The records
____

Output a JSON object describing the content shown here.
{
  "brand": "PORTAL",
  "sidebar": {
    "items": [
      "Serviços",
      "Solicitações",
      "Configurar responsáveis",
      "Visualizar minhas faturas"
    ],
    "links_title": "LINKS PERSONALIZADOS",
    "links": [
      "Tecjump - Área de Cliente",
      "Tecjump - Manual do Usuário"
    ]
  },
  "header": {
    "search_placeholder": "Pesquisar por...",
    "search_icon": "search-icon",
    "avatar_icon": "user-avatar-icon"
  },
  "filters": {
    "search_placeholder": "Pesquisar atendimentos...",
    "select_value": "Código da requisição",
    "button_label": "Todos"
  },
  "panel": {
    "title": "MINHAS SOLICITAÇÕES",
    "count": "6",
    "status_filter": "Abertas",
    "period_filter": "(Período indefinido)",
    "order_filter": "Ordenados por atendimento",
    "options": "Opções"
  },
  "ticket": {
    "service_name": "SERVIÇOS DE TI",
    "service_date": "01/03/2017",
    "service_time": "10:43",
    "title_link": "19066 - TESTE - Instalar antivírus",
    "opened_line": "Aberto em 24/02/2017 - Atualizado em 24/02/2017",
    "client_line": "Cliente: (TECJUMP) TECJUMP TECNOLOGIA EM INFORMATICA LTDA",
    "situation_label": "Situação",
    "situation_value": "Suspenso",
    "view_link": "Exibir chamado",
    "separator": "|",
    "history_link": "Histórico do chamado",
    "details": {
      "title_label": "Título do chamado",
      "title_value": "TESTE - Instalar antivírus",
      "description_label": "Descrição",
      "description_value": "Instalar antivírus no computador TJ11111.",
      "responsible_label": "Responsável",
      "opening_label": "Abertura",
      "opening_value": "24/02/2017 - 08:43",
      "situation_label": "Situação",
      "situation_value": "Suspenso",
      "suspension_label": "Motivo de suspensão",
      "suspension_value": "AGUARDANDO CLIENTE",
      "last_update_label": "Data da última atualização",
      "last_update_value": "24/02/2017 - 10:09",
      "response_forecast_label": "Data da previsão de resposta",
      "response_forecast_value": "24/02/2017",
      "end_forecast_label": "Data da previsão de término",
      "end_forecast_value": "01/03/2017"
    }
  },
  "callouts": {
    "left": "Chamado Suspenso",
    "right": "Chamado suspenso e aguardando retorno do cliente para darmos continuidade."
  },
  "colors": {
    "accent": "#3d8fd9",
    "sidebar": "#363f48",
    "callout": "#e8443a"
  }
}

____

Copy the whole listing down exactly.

Output a JSON object describing the content shown here.
{
  "brand": "PORTAL",
  "sidebar": {
    "items": [
      "Serviços",
      "Solicitações",
      "Configurar responsáveis",
      "Visualizar minhas faturas"
    ],
    "links_title": "LINKS PERSONALIZADOS",
    "links": [
      "Tecjump - Área de Cliente",
      "Tecjump - Manual do Usuário"
    ]
  },
  "header": {
    "search_placeholder": "Pesquisar por...",
    "search_icon": "search-icon",
    "avatar_icon": "user-avatar-icon"
  },
  "filters": {
    "search_placeholder": "Pesquisar atendimentos...",
    "select_value": "Código da requisição",
    "button_label": "Todos"
  },
  "panel": {
    "title": "MINHAS SOLICITAÇÕES",
    "count": "6",
    "status_filter": "Abertas",
    "period_filter": "(Período indefinido)",
    "order_filter": "Ordenados por atendimento",
    "options": "Opções"
  },
  "ticket": {
    "service_name": "SERVIÇOS DE TI",
    "service_date": "01/03/2017",
    "service_time": "10:43",
    "title_link": "19066 - TESTE - Instalar antivírus",
    "opened_line": "Aberto em 24/02/2017 - Atualizado em 24/02/2017",
    "client_line": "Cliente: (TECJUMP) TECJUMP TECNOLOGIA EM INFORMATICA LTDA",
    "situation_label": "Situação",
    "situation_value": "Suspenso",
    "view_link": "Exibir chamado",
    "separator": "|",
    "history_link": "Histórico do chamado",
    "details": {
      "title_label": "Título do chamado",
      "title_value": "TESTE - Instalar antivírus",
      "description_label": "Descrição",
      "description_value": "Instalar antivírus no computador TJ11111.",
      "responsible_label": "Responsável",
      "opening_label": "Abertura",
      "opening_value": "24/02/2017 - 08:43",
      "situation_label": "Situação",
      "situation_value": "Suspenso",
      "suspension_label": "Motivo de suspensão",
      "suspension_value": "AGUARDANDO CLIENTE",
      "last_update_label": "Data da última atualização",
      "last_update_value": "24/02/2017 - 10:09",
      "response_forecast_label": "Data da previsão de resposta",
      "response_forecast_value": "24/02/2017",
      "end_forecast_label": "Data da previsão de término",
      "end_forecast_value": "01/03/2017"
    }
  },
  "callouts": {
    "left": "Chamado Suspenso",
    "right": "Chamado suspenso e aguardando retorno do cliente para darmos continuidade."
  },
  "colors": {
    "accent": "#3d8fd9",
    "sidebar": "#363f48",
    "callout": "#e8443a"
  }
}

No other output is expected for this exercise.